Read the lines below. Copy out any that hold the string "JSON".

### Source information

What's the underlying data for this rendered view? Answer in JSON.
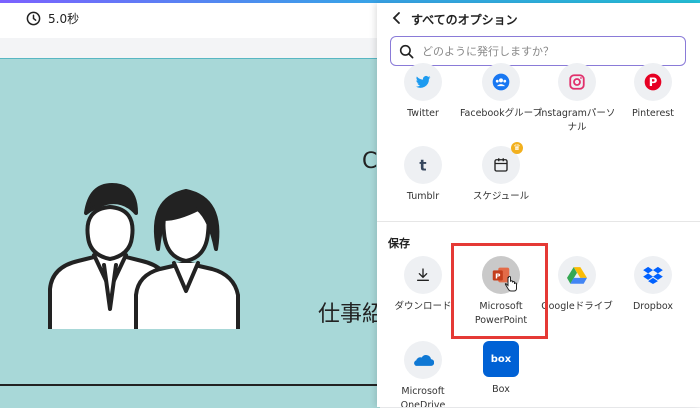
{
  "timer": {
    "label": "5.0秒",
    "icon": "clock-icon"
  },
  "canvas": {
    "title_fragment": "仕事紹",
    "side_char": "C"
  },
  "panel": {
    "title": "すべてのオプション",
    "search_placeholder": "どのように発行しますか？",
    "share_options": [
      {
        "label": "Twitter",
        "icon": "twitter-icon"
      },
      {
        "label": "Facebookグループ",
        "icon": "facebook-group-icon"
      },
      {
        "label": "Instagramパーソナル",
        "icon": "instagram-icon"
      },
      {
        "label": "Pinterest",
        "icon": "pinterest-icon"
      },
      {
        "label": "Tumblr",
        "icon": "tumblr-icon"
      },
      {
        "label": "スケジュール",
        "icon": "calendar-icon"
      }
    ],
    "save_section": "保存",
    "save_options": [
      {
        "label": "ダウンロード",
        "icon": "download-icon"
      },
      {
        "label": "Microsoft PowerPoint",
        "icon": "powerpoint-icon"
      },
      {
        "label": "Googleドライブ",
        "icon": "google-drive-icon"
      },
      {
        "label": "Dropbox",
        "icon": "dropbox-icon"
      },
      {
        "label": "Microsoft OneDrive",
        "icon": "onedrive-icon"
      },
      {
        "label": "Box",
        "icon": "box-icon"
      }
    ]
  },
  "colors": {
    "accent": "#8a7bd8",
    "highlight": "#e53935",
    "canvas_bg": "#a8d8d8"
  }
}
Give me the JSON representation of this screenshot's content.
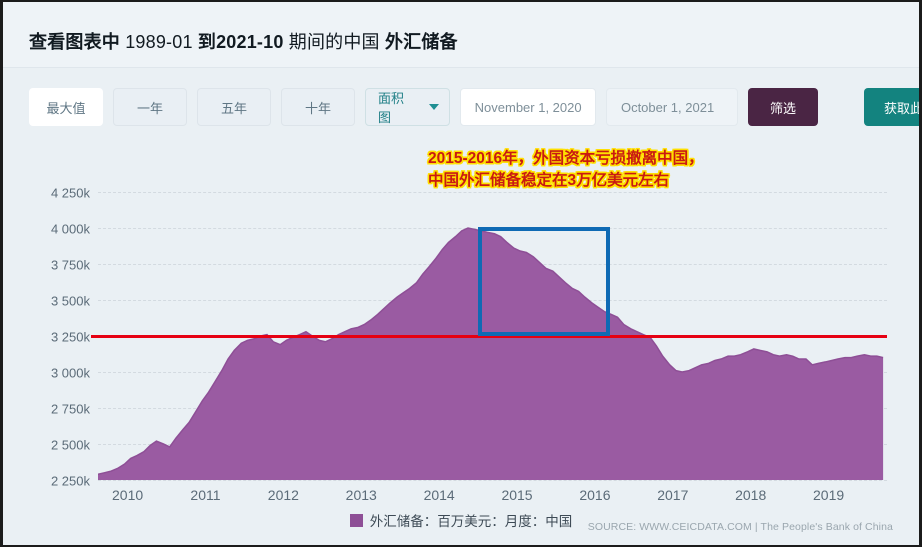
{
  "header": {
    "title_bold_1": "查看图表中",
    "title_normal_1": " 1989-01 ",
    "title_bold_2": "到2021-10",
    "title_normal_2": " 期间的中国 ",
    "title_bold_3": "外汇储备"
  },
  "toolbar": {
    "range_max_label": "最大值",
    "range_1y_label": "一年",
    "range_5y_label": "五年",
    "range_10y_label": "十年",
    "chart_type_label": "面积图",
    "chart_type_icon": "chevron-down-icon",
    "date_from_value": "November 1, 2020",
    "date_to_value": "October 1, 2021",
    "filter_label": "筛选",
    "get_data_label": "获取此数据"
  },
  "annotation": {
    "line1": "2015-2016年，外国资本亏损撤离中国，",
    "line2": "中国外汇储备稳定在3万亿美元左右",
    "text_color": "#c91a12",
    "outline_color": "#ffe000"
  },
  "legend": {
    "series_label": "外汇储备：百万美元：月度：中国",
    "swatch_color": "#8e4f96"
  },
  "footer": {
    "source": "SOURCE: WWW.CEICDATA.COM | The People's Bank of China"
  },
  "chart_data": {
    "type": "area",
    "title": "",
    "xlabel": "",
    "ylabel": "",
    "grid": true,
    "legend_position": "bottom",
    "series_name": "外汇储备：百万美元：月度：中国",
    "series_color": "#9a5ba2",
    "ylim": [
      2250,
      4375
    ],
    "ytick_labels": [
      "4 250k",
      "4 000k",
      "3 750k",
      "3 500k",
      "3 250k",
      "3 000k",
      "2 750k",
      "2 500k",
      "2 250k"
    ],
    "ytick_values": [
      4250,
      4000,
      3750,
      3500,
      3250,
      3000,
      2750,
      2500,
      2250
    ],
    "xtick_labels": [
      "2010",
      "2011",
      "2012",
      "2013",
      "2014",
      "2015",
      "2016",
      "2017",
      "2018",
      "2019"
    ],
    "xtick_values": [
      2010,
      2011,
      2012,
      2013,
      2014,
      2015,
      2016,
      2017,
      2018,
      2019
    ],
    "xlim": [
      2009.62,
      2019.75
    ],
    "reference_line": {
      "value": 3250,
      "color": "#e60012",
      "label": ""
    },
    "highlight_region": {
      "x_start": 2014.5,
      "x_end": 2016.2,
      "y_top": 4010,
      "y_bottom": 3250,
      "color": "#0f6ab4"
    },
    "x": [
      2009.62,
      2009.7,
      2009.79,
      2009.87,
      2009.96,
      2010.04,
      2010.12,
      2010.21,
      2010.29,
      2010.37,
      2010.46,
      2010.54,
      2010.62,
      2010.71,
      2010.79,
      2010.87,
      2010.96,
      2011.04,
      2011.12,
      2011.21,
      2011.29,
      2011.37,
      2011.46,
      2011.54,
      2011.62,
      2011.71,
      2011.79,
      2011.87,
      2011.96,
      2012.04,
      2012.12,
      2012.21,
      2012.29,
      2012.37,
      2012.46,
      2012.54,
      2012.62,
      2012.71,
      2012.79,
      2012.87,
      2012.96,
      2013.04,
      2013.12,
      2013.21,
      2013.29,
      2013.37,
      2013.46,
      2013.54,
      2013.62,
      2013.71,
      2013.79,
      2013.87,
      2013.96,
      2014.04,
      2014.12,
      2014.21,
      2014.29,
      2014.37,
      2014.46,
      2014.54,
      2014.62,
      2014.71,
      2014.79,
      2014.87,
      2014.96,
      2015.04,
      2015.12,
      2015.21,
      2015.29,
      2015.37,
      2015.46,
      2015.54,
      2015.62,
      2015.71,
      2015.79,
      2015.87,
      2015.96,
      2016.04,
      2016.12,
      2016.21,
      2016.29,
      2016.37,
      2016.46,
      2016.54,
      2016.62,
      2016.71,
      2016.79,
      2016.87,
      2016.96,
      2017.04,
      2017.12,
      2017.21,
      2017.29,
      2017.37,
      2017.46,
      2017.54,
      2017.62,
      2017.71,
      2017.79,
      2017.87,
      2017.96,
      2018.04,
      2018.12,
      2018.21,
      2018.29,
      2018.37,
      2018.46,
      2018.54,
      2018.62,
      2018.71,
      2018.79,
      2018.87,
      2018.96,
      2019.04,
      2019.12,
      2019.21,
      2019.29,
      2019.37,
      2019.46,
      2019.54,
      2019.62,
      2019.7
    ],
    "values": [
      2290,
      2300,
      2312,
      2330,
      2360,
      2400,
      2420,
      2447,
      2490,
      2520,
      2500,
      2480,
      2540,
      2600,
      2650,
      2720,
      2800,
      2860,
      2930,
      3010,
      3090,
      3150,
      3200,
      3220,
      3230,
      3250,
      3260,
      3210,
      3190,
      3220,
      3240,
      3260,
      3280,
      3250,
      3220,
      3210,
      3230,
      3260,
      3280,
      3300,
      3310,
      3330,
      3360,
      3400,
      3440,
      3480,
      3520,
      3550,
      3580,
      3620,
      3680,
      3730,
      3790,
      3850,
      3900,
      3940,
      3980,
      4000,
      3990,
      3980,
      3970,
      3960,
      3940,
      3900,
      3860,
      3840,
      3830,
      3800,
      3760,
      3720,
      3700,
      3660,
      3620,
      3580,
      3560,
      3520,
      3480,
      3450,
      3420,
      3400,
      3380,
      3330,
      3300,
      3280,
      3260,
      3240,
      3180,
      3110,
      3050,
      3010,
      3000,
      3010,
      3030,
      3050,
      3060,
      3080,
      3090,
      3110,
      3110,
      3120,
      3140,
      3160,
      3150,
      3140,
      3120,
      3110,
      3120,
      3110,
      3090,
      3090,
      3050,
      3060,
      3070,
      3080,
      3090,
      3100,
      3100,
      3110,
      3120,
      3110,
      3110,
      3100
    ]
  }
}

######

**Task answer:**
What's the underlying data for this rendered view? Answer in JSON.
Give me the JSON representation of this screenshot's content.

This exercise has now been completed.